Records drawn from a dataset
-------
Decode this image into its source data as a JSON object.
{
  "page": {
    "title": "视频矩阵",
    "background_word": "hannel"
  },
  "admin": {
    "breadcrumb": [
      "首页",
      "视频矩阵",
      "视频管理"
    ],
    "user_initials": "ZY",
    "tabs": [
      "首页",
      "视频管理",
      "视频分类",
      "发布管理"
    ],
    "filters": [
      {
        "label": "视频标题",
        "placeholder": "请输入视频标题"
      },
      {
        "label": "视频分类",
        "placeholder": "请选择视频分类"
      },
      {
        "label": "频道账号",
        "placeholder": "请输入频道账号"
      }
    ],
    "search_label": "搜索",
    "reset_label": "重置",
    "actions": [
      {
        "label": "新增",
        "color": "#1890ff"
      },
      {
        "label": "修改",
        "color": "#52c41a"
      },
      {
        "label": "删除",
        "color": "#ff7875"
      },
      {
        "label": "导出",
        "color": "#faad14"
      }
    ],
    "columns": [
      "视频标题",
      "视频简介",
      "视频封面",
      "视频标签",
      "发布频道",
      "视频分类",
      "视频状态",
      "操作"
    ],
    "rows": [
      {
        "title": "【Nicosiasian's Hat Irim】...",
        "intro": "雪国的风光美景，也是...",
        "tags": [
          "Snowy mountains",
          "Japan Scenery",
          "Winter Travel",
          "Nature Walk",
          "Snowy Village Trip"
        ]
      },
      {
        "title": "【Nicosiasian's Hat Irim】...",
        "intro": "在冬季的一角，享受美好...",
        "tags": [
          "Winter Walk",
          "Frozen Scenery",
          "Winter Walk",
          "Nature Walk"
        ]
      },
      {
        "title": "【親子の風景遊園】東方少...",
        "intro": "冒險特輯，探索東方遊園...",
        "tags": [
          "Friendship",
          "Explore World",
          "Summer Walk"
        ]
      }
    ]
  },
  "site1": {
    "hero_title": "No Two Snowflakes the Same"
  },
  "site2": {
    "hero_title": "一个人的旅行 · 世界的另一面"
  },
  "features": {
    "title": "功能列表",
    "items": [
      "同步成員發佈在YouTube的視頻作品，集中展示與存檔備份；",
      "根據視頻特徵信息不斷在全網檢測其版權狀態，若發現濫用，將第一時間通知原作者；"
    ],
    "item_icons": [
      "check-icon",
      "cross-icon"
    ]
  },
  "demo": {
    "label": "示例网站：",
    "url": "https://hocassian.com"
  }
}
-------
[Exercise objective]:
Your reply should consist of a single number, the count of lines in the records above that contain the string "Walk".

[Reply to the task]:
5